** Opening Stored data block **
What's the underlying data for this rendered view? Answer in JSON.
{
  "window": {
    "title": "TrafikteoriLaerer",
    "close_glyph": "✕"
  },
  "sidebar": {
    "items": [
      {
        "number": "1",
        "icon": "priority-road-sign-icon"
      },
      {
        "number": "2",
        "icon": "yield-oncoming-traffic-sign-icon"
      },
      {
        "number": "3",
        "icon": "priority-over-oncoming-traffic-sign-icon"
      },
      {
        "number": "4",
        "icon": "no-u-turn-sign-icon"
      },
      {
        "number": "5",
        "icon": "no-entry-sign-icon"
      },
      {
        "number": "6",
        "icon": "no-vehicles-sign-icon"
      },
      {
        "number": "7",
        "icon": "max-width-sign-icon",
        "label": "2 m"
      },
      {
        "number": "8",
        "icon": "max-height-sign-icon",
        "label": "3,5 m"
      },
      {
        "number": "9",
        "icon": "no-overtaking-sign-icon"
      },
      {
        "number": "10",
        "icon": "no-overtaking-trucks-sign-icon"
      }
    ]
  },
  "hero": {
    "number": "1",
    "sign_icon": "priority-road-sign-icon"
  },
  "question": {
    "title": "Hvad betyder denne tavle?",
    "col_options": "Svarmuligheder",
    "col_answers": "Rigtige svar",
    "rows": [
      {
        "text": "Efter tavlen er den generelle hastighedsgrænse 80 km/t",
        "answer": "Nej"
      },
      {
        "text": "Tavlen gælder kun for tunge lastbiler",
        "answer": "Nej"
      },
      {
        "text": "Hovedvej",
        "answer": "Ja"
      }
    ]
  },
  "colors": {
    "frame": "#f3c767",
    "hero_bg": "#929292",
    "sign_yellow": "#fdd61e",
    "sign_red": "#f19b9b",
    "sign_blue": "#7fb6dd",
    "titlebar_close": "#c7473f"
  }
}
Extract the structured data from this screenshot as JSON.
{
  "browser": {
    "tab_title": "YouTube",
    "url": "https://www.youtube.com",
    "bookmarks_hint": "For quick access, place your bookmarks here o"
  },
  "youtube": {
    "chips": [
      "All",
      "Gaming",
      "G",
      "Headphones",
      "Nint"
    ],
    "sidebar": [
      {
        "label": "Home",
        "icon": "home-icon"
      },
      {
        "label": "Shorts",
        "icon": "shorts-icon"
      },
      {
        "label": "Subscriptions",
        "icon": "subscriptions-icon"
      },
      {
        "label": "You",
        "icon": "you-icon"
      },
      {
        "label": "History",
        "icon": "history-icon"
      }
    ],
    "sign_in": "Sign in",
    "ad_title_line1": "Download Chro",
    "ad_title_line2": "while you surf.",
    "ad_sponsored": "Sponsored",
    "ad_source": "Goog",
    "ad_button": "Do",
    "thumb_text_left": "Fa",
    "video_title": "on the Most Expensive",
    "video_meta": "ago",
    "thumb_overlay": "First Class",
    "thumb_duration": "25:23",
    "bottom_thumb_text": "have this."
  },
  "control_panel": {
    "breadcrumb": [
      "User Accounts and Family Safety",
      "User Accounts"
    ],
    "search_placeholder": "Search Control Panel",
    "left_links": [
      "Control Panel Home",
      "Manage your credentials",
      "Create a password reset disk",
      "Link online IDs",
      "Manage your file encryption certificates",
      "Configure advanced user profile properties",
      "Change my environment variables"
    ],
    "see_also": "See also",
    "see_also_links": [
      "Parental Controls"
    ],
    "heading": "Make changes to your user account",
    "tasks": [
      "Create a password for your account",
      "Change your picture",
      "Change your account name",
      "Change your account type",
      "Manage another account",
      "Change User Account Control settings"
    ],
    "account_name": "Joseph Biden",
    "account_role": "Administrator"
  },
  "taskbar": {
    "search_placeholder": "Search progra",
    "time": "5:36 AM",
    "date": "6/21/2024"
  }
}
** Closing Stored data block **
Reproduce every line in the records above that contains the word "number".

        "number": "1",
        "number": "2",
        "number": "3",
        "number": "4",
        "number": "5",
        "number": "6",
        "number": "7",
        "number": "8",
        "number": "9",
        "number": "10",
    "number": "1",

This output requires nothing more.